September 28, 2015
How long should a player who insults, assaults, and actually tries to choke a team's brightest star stay with the team? Probably less time than it took me to write that sentence. Well, apparently manager Matt Williams didn't see what was going on, because he sent Jonathan Papelbon back to the mound in the ninth inning immediately after Papelbon did just that to Bryce Harper yesterday afternoon. Not only that, Papelbon then proceeded to give up a go-ahead home run (the score had been 4-4), and he was tagged with the loss in the 12-5 debacle. Five Phillies players crossed the plate (three of which were unearned runs) while he was on the mound, and three more did after he left the game. An eight-run ninth inning!? Read all about it in the the Washington Post.
After the game, Papelbon admitted he was wrong to criticize Harper for not running faster on that pop fly, but that is completely beside the point. Whenever a team is in such a fragile emotional state as this, that kind of behavior can easily have extreme (negative) consequences. Meanwhile, Matt Williams repeated his typical, robotic line about Papelbon being his closer for the ninth inning, a non-explanatory explanation. Papelbon the closer? How about "Papelbon the closer"?
First, he literally choked (his fellow team mate), and then he figuratively choked. Papelbon, who had a reputation of being somewhat of a jerk while playing in Boston and Philadelphia, is officially persona non grata in Washington. Whatever team he is with when he next appears in Washington will get a resounding chorus of boo-oos!
Obviously, there was no way Papelbon was going to play with the Nationals again, and today the Nationals front office announced that Papelbon had agreed to accept his three-game suspension from MLB over the Manny Machado hit-by-pitch incident last week, dropping his appeal. In addition, the Nationals suspended him for an additional four games; see MLB.com. Since there were only seven games left to play anyway, that means Papelbon has effectively been kicked off the team. Good riddance!

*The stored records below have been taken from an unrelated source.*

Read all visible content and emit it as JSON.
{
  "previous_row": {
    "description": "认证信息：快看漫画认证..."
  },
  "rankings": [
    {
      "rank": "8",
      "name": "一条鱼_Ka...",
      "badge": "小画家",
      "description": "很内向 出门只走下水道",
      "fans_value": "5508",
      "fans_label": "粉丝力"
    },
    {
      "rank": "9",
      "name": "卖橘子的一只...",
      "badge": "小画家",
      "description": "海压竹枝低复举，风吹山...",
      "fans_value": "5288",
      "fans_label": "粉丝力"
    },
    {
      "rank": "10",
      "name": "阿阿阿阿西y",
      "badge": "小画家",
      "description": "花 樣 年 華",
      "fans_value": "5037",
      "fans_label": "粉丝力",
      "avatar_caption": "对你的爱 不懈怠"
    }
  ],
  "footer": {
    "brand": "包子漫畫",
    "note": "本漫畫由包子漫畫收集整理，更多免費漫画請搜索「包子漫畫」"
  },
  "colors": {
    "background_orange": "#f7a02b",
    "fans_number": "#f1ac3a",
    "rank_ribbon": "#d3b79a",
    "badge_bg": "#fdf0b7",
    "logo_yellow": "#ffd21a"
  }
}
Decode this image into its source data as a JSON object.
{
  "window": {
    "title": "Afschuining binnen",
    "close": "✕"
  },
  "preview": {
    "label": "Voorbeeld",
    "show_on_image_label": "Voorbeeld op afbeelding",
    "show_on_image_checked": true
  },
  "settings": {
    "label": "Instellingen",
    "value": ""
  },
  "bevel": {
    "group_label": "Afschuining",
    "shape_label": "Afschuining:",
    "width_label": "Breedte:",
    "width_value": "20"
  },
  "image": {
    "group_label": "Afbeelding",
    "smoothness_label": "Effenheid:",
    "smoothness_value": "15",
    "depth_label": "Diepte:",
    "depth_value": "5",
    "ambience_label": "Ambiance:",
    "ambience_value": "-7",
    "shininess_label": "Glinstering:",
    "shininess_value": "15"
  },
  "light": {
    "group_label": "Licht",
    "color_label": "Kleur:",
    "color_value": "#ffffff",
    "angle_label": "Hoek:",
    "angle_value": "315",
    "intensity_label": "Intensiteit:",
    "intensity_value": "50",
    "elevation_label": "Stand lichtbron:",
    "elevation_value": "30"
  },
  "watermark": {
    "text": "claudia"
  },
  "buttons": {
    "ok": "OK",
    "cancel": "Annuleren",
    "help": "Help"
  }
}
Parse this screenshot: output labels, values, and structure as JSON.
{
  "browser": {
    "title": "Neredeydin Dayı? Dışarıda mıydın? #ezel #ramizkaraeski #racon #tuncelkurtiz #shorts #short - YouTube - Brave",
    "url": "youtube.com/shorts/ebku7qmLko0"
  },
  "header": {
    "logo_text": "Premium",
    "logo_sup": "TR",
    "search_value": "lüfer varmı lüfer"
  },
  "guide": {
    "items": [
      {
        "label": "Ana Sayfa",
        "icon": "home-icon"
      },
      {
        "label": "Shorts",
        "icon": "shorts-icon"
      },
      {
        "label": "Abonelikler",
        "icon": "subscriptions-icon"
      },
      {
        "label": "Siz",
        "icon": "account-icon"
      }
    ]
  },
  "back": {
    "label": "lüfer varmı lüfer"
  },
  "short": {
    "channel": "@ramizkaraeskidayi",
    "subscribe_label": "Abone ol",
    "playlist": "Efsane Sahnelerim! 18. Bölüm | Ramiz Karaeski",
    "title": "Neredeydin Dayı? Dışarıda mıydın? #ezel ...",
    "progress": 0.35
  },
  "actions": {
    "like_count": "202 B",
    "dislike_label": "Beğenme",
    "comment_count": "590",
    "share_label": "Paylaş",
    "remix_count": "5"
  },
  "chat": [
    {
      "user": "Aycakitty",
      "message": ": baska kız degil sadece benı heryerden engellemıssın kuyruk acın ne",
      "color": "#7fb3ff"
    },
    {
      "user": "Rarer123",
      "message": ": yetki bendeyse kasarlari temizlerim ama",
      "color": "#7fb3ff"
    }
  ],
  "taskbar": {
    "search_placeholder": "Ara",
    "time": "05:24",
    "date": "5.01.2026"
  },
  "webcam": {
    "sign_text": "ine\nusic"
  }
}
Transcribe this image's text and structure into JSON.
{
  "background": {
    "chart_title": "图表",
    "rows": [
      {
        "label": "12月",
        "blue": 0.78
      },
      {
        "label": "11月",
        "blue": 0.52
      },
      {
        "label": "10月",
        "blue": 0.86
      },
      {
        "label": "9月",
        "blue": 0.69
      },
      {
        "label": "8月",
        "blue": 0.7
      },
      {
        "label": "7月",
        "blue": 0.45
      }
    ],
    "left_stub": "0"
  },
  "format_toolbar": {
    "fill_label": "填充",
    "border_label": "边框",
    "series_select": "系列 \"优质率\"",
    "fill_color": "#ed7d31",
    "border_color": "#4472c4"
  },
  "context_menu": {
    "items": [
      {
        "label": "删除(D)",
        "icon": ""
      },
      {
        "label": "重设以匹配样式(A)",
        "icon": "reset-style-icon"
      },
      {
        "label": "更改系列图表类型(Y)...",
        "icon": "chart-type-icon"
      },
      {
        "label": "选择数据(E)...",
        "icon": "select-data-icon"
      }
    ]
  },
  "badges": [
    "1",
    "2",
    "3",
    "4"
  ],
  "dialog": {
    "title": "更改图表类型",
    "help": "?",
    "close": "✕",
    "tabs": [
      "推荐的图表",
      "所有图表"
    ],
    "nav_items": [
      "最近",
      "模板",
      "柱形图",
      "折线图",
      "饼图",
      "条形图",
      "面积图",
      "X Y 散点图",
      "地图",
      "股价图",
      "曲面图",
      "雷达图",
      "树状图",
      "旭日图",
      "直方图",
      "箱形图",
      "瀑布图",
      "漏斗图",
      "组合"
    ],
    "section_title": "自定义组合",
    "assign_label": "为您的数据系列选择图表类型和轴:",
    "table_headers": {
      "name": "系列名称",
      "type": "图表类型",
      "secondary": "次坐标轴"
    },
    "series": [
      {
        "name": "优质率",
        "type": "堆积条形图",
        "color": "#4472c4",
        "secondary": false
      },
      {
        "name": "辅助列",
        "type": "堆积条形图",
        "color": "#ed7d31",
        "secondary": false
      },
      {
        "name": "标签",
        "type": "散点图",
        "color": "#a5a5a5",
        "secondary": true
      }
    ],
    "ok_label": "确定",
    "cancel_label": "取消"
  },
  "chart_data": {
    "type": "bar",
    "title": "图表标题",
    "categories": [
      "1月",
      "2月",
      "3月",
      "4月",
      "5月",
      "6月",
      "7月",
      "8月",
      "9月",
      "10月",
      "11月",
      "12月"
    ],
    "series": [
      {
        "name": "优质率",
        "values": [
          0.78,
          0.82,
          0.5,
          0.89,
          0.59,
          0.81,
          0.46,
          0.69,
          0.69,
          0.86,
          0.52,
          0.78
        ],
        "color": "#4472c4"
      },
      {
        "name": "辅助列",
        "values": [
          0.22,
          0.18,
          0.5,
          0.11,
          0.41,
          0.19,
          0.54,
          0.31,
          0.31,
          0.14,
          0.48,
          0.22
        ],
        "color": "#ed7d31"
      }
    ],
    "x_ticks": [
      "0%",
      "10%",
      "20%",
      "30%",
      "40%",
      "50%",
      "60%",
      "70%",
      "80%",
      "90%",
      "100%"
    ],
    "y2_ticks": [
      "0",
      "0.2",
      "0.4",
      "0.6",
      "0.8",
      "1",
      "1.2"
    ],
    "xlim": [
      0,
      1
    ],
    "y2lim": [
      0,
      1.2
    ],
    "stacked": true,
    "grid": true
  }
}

So, of course this embarrassing fracas made all the newspaper headlines and the evening news today, drawing widespread unwanted attention to what a disaster this year has been for the Nationals. Good grief.
Fortunately, the Nationals were able to quickly put that disgrace behind them. In the July 8 makeup game against the Cincinnati Reds this afternoon, Max Scherzer was actually flirting with another no-hitter, spoiled when Tucker Barnhart singled to left field with one out in the top of the eighth. Barnhart later scored after the second hit given up by Scherzer. Final score: Nats 5, Reds 1.
What a coincidence that would have been if Scherzer had gotten those last five batters out: exactly one year after the no-hitter by Jordan Zimmermann!
And that, sports fans, wraps up baseball in Our Nation's Capital for this year. Tomorrow the Nationals head to Atlanta for a three-game set, and then they finish the season in New York, facing the NL East Champion Mets. (That would have been an exciting series had the Nats still been in contention!) According to my own unofficial figures, the Nationals drew a total of 2,620,443 home attendance for the year, their third-best year ever. Total attendance was 2,720,322 in 2005, and 2,652,892 in 2013. Next week I will update the Washington Nationals page with the complete data for 2015.
Well, let's turn our attention to something more pleasant like football, shall we? Oops, the Washington Redskins are in as much disarray as the Nationals are right now, or perhaps more. Before the season started, Kirk Cousins was named the Redskins' regular starting quarterback, leaving Robert Griffin III's future status unclear. In New York on Thursday night, the Redskins lost to the Giants 32-21. Both teams are now 1-2.
To mark the near-end of the regular baseball season, and the beginning of autumnal Pigskin Fever, I have posted a batch of photos of football stadiums I took last summer, including the two NFL stadiums below plus a few others including two college stadiums. See the Football stadiums photo gallery page.
I was dubious about going from a three-division conference system to a four-division system in the National Football League back in 2002 (too many teams into the postseason!), but I don't think they're going to turn back the clock. What irks me in particular is the irrational assignment of teams to "regions," most notably putting the Dallas Cowboys in the NFC East, just to maintain the traditional rivalry with the Washington Redskins. They could have achieved that objective by some kind of informal arrangement.
It was with that in mind that I propose the following divisional groupings for the NFC and AFC. For the NFC, the Dallas Cowboys would join the South Division, trading places with the Carolina Panthers who are currently in the NFC East. On the AFC side, Indianpolis would move to the North from the South, Miami would move to the South from the East, and Baltimore would move to the East from the North. Now seriously, doesn't that make more sense??
|American Football Conference||National Football Conference|
|Indianapolis (from South)||Denver||Carolina
|Jacksonville||Cleveland||Kansas City||Philadelphia||New Orleans||Detroit||Arizona|
|Buffalo||Houston||Pittsburgh||San Diego||New York Giants||Atlanta||Minnesota||San Francisco|
|New York Jets||Tennessee||Cincinnati||Oakland||Washington||Tampa Bay||Chicago||St. Louis|